Sometimes, as a parent, you may find yourself completely and utterly exhausted. Subsequently, you might wonder if feeling this way means there’s something wrong with you. After all, every other parent is basking in the glow of their new family, right? Well, not exactly. Parental fatigue is an extremely common phenomenon. It can happen at any point during the process of parenting (which is lifelong), and everyone experiences it differently. In short, you’re not weird for being tired while you’re parenting your child.
Your childless friends are still valid
While you’re in the first flush of giddy, excited parenthood, you might wonder why your childless friends have chosen to forgo this life in favor of something you consider to be less fulfilling. Try to remember that your childless friends’ choices are just as valid as yours are. If they don’t feel up to hanging out with you because they can’t handle children at that moment, respect their decision and understand that it’s not because they don’t like you (or your child!).
Your free time will be precious
We know this is a fairly obvious one, but parenting is going to take up a lot of what used to be your free time. Suddenly, activities you used to pursue with clockwork regularity aren’t going to be so available anymore; you won’t be able to find time in the day for them. As such, it’s going to become much more difficult to parcel out and prioritize time for you and your partner. Make sure to make some space in the diary for leisure activities, or you’ll burn yourself out.
Your child is a human being
This might sound a little strange, but it’s important to remember that your child is a human being, not a problem to be solved. Showing empathy when your child is having a difficult time, rather than simply reproaching them or feeling annoyed, will have a great effect on their own emotional development. It’s normal to be a bit irritated if your child does something annoying, but remember that they don’t yet know why they shouldn’t do it, and it’s your job to teach them rather than simply admonishing them.
Your partner has feelings too
If you have a partner, then it’s important to maintain communication throughout the entire process of parenting. Make sure to ask them how they’re doing at regular intervals. You might be exhausted, irritable, and almost at the end of your tether, but the chances are they’re going through something similar. Talking won’t just help your partner; it could also help you.
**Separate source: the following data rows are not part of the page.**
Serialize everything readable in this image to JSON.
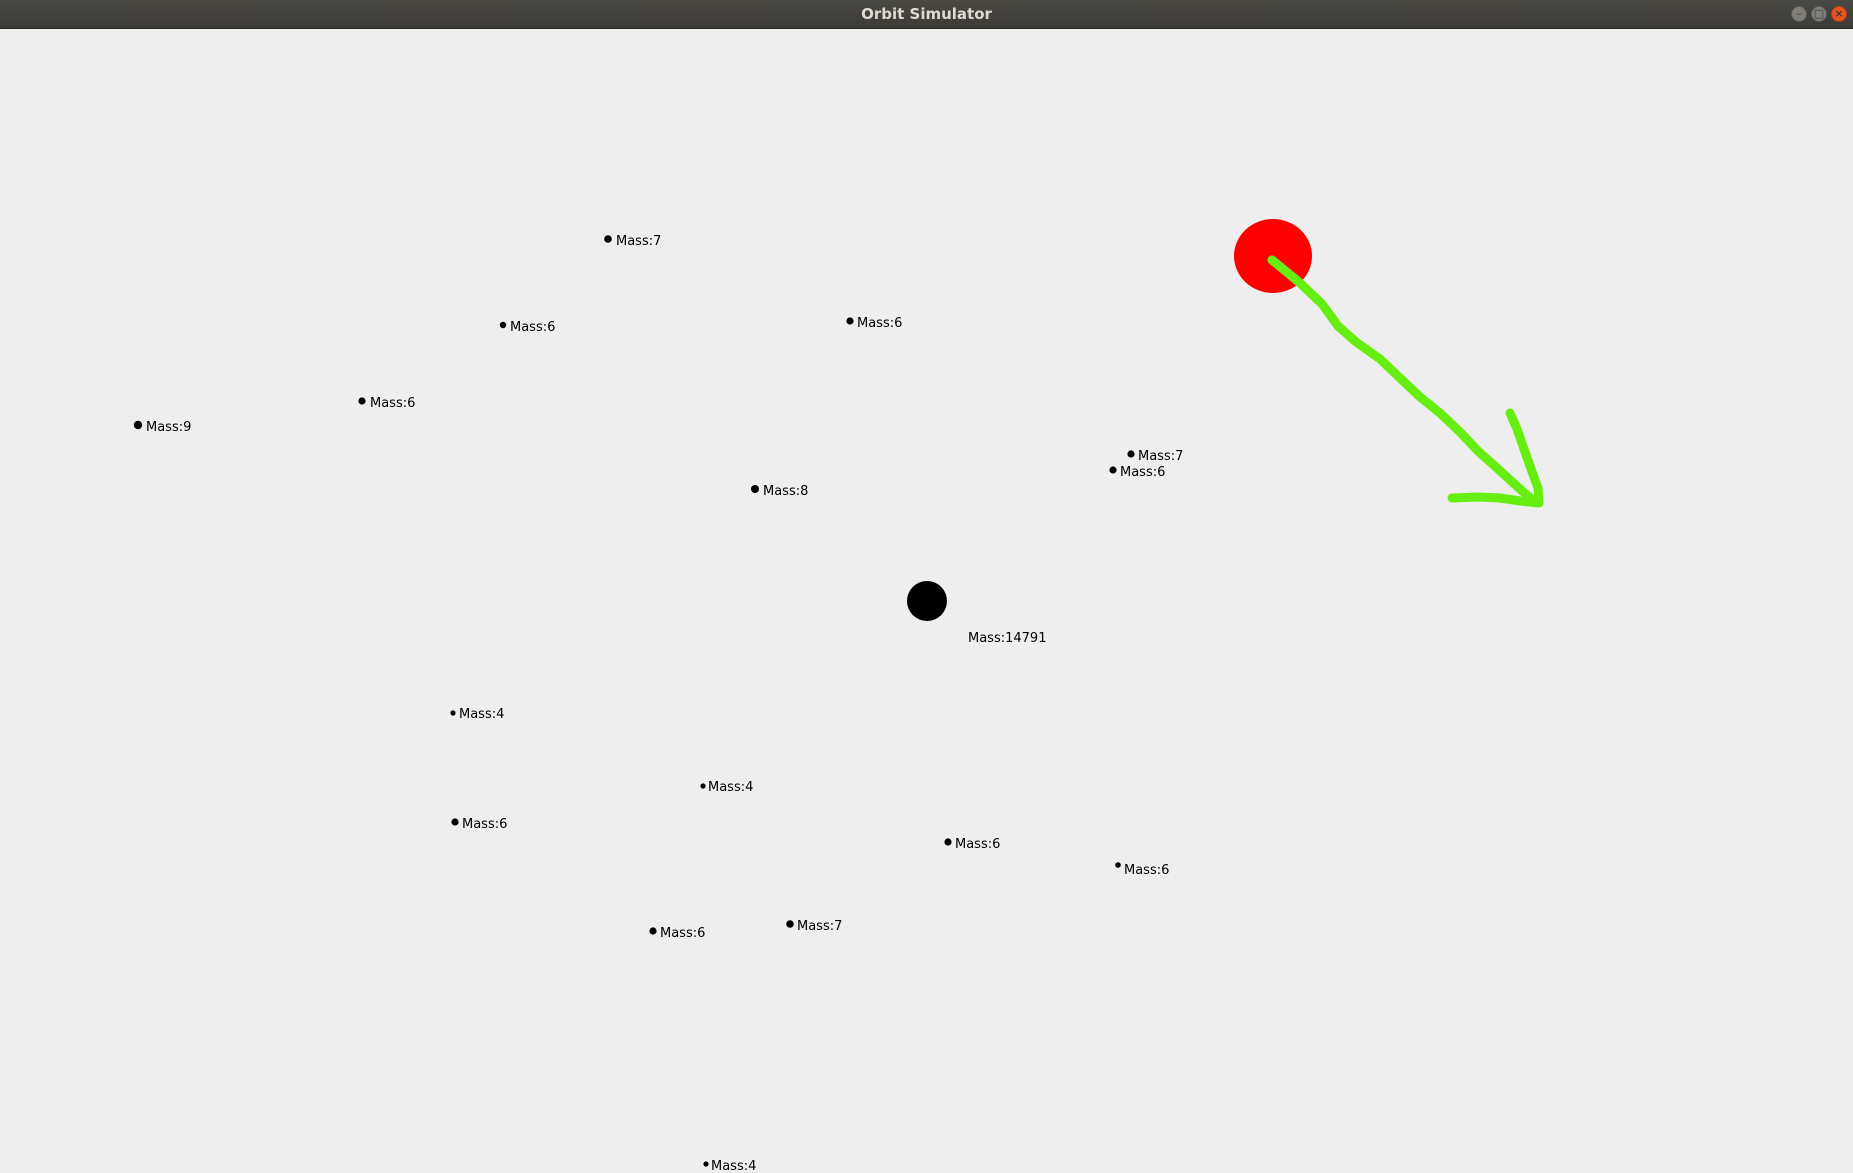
{
  "window": {
    "title": "Orbit Simulator",
    "controls": {
      "minimize": "–",
      "maximize": "□",
      "close": "×"
    }
  },
  "colors": {
    "background": "#eeeeee",
    "body": "#000000",
    "selected_body": "#ff0000",
    "velocity_arrow": "#66ee11",
    "titlebar": "#3c3b37"
  },
  "central_body": {
    "label": "Mass:14791"
  },
  "selected_body": {
    "color_name": "red"
  },
  "bodies": [
    {
      "label": "Mass:7"
    },
    {
      "label": "Mass:6"
    },
    {
      "label": "Mass:6"
    },
    {
      "label": "Mass:6"
    },
    {
      "label": "Mass:9"
    },
    {
      "label": "Mass:7"
    },
    {
      "label": "Mass:6"
    },
    {
      "label": "Mass:8"
    },
    {
      "label": "Mass:4"
    },
    {
      "label": "Mass:4"
    },
    {
      "label": "Mass:6"
    },
    {
      "label": "Mass:6"
    },
    {
      "label": "Mass:6"
    },
    {
      "label": "Mass:6"
    },
    {
      "label": "Mass:7"
    },
    {
      "label": "Mass:4"
    }
  ]
}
When both of you are dealing with the same emotional hurdles together, you’ll feel all the stronger for it.
Spend lots of time with your kids
There will be times when your kids feel like they’re getting in the way. Again, this is completely normal and not something you should be ashamed of. Still, it’s important to make sure you spend time actively playing with your kids and talking to them rather than just passively interacting with them. Playing will help your kids develop an understanding of the world around them and will encourage an inquisitive, intelligent mind.
Praise kids when they’re good, explain when they’re bad
Simply telling off your child when they do something bad won’t help them understand why it’s bad, nor will it stop them from doing it next time. Explaining why what they’re doing isn’t desirable behavior may not be easy all the time, but it’s certainly a better way to discipline than simply to shout at them. Similarly, make sure to praise your child when they’re good. This will help them to develop a clear sense of what’s right and what’s wrong.
You can make it up as you go along
A lot of parenting comes through instinct. Of course, there will be times when you’re not sure what your child wants from you, but that’s completely normal. Largely speaking, many parents simply make it up as they go along, responding to situations as they happen. You don’t need an extensive plan, and you certainly don’t need to worry about what other parents are doing. Just focus on making yourself, your child, and your family happy, and you’ll do fine.